Frequently Asked Questions

Are Chiropractic adjustments safe?

Yes. Well respected studies (The Manga Report, The Agency on Health Care Policy and Research Study, and The New Zealand Commission Report) found that chiropractic adjustments are “remarkably safe” and extremely effective. “Our reading of the literature suggests that chiropractic manipulation is safer than medical management of low back pain.”

Will adjustments make my spine too loose?

No. Only spinal joints that are locked or too tight receive adjustments. This allows weakened muscles and ligaments to stabilize and heal.

What if chiropractic treatment doesn’t work?

If we are unable to find and correct the cause of your particular health problem, we will refer you to other specialists who may be able to help. Your health is our primary goal.

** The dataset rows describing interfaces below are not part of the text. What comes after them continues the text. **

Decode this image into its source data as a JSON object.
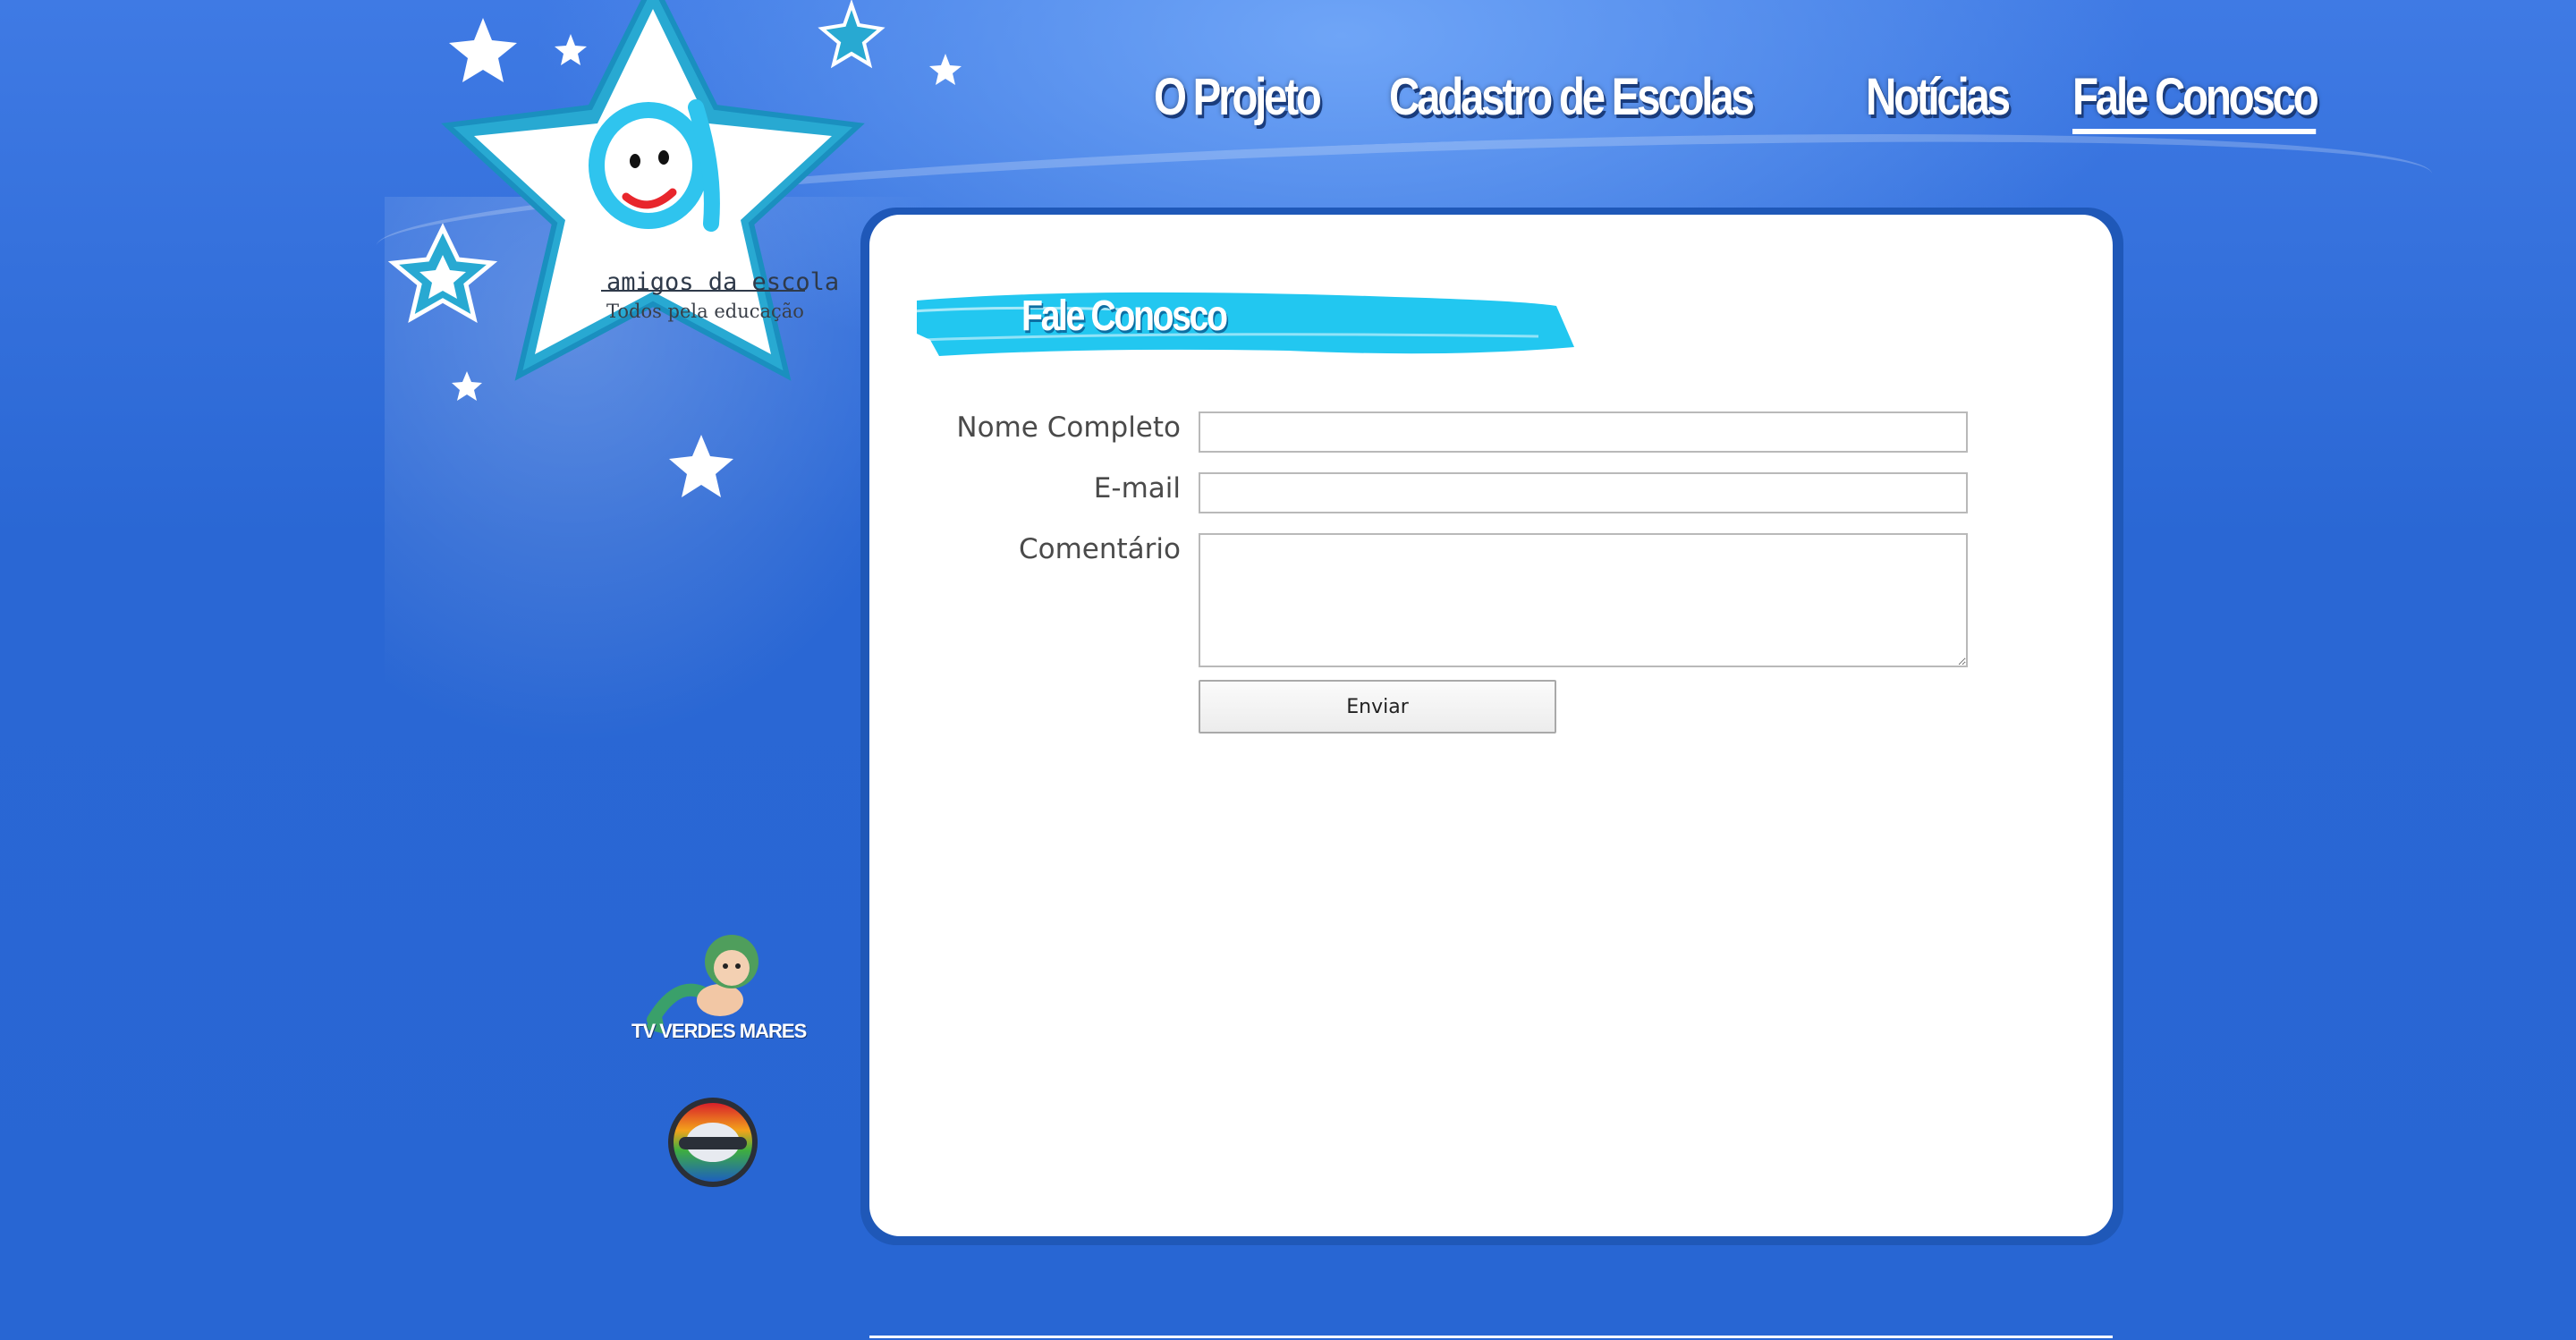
{
  "nav": {
    "items": [
      {
        "label": "O Projeto"
      },
      {
        "label": "Cadastro de Escolas"
      },
      {
        "label": "Notícias"
      },
      {
        "label": "Fale Conosco",
        "active": true
      }
    ]
  },
  "logo": {
    "name": "amigos da escola",
    "tagline": "Todos pela educação",
    "icon": "star-logo-icon"
  },
  "sponsors": {
    "tv": {
      "label": "TV VERDES MARES",
      "icon": "mermaid-mascot-icon"
    },
    "globo": {
      "icon": "globo-logo-icon"
    }
  },
  "contact": {
    "title": "Fale Conosco",
    "name_label": "Nome Completo",
    "name_value": "",
    "email_label": "E-mail",
    "email_value": "",
    "comment_label": "Comentário",
    "comment_value": "",
    "submit_label": "Enviar"
  },
  "colors": {
    "background": "#2a67d4",
    "brush_accent": "#22c7f0",
    "panel": "#ffffff"
  }
}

Why don’t medical doctors and chiropractors get along?

That has changed. Years of prejudice and bias have given way to reliable research showing the benefits of chiropractic care (see above “Are chiropractic adjustments safe?”). Attitudes and beliefs are slow to change. However, as the public demands alternatives to drugs and surgery, more and more medical doctors are referring their patients for chiropractic treatment.

Is it true that if you go to a chiropractor once, you have to go for the rest of your life?

If you go to a dentist once, do you have to go for the rest of your life? It is obviously up to the patient. After patients get the relief they want, many choose to continue with some type of periodic care. These patients show up for their appointments feeling fine. Follow up visits help support the final stages of healing and help detect and resolve new problems before they become serious. Some may view this as dependence; we view it as good maintenance. If you had only one car for your entire life…Our job is to offer the very best care and your job is to decide how much of it you want.

How long until I feel better?

Some patients experience almost instant relief. Others experience a more gradual return to full function over weeks or months. Many factors can affect the healing process including how long the patient has had the problem, nutritional status, constitutional health, lifestyle, family history, age etc. Within a short period of time, most patients feel enough improvement to fully carry out their chiropractor’s recommendations.

Can patients with osteoporosis or arthritis get chiropractic care?

Yes. When we develop a treatment plan we always consider the unique circumstances of each patient. There are many ways to treat the spine (Spinal Manipulative Therapy, Active Release Technique, Bowen Technique, Craniosacral, Graston) to name a few. The method selected will be best suited to your specific condition and preference.

Can I have chiropractic treatment after back surgery?

Yes. Our chiropractic treatment avoids surgically modified areas of the spine. Surgery often causes instability above or below the involved level. These areas are the focus of our treatment.

Can chiropractic treatment help avoid back surgery?

How many adjustments will I need?

The number of adjustments varies with each patient and his or her situation. Many patients sense progress within a week or two of regular visits. Visits become less frequent as your spine stabilizes. In chronic cases, complete healing can take months or even years.

Are all patients adjusted the same way?

No. Each patient’s spine and plan of management is unique. With 24 moving bones in the spine, each of which can move in seven different directions, we see a wide variety of spinal patterns. Each patient’s treatment plan is prescribed specifically for his or her age, condition, and health goals.

What makes the sound during an adjustment?

Lubricating fluids separate the bones of each spinal joint. Some adjusting methods can produce a sound when the gas and fluids in the joint shift. The sound is interesting, but it isn’t a guide to the quality or value of the adjustment. The purpose of adjustments is to restore proper joint alignment and improve its range of motion.